Goal of the exercise.
Repeat the records in full, exactly.

*** Provided entries ***

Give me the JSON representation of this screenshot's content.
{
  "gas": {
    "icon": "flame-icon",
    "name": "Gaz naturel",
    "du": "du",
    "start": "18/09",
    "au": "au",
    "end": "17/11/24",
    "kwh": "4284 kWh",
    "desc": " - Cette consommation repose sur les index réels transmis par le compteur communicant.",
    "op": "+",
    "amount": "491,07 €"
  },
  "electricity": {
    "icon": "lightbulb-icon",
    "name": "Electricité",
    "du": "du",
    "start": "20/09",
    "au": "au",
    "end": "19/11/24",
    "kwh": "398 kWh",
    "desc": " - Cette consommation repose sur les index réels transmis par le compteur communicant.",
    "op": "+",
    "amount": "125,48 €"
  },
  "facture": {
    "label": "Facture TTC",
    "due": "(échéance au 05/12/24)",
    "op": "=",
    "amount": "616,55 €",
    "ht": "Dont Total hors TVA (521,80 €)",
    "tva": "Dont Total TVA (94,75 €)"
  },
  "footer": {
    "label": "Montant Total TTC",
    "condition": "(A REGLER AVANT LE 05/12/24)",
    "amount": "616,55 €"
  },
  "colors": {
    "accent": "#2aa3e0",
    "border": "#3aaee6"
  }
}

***

Answer section.
Give me the JSON representation of this screenshot's content.
{
  "gas": {
    "icon": "flame-icon",
    "name": "Gaz naturel",
    "du": "du",
    "start": "18/09",
    "au": "au",
    "end": "17/11/24",
    "kwh": "4284 kWh",
    "desc": " - Cette consommation repose sur les index réels transmis par le compteur communicant.",
    "op": "+",
    "amount": "491,07 €"
  },
  "electricity": {
    "icon": "lightbulb-icon",
    "name": "Electricité",
    "du": "du",
    "start": "20/09",
    "au": "au",
    "end": "19/11/24",
    "kwh": "398 kWh",
    "desc": " - Cette consommation repose sur les index réels transmis par le compteur communicant.",
    "op": "+",
    "amount": "125,48 €"
  },
  "facture": {
    "label": "Facture TTC",
    "due": "(échéance au 05/12/24)",
    "op": "=",
    "amount": "616,55 €",
    "ht": "Dont Total hors TVA (521,80 €)",
    "tva": "Dont Total TVA (94,75 €)"
  },
  "footer": {
    "label": "Montant Total TTC",
    "condition": "(A REGLER AVANT LE 05/12/24)",
    "amount": "616,55 €"
  },
  "colors": {
    "accent": "#2aa3e0",
    "border": "#3aaee6"
  }
}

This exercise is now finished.